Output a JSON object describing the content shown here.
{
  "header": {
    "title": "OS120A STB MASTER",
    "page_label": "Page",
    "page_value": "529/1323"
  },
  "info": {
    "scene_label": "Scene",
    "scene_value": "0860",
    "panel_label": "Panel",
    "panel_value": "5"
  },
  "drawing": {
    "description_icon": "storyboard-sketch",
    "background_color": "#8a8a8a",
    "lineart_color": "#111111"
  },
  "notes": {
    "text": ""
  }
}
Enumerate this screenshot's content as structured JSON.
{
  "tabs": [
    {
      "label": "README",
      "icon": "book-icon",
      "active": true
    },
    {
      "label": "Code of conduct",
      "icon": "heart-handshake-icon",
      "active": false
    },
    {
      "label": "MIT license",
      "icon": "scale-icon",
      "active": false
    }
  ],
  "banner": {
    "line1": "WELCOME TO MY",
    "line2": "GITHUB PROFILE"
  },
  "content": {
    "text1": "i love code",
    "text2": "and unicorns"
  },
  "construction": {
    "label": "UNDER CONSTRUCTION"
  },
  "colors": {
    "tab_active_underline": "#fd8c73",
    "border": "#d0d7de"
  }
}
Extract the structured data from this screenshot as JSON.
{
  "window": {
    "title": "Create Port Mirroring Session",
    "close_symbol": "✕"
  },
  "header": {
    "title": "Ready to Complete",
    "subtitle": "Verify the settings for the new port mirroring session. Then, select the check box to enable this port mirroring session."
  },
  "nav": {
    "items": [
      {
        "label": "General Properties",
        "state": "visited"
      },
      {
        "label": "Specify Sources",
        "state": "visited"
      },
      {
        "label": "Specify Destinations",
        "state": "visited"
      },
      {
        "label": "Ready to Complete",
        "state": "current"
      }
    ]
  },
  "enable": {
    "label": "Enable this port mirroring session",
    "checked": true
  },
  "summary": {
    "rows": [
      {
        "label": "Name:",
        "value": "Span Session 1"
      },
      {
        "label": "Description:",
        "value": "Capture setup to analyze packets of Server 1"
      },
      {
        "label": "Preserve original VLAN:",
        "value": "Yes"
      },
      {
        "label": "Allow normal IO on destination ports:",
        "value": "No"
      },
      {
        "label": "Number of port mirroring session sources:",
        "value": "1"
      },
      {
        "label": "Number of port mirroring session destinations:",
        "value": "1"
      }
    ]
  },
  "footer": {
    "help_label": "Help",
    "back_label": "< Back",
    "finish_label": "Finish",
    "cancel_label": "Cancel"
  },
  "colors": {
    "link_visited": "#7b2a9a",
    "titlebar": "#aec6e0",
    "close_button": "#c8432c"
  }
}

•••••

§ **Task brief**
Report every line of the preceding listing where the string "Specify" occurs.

§ **Output of the task**
        "label": "Specify Sources",
        "label": "Specify Destinations",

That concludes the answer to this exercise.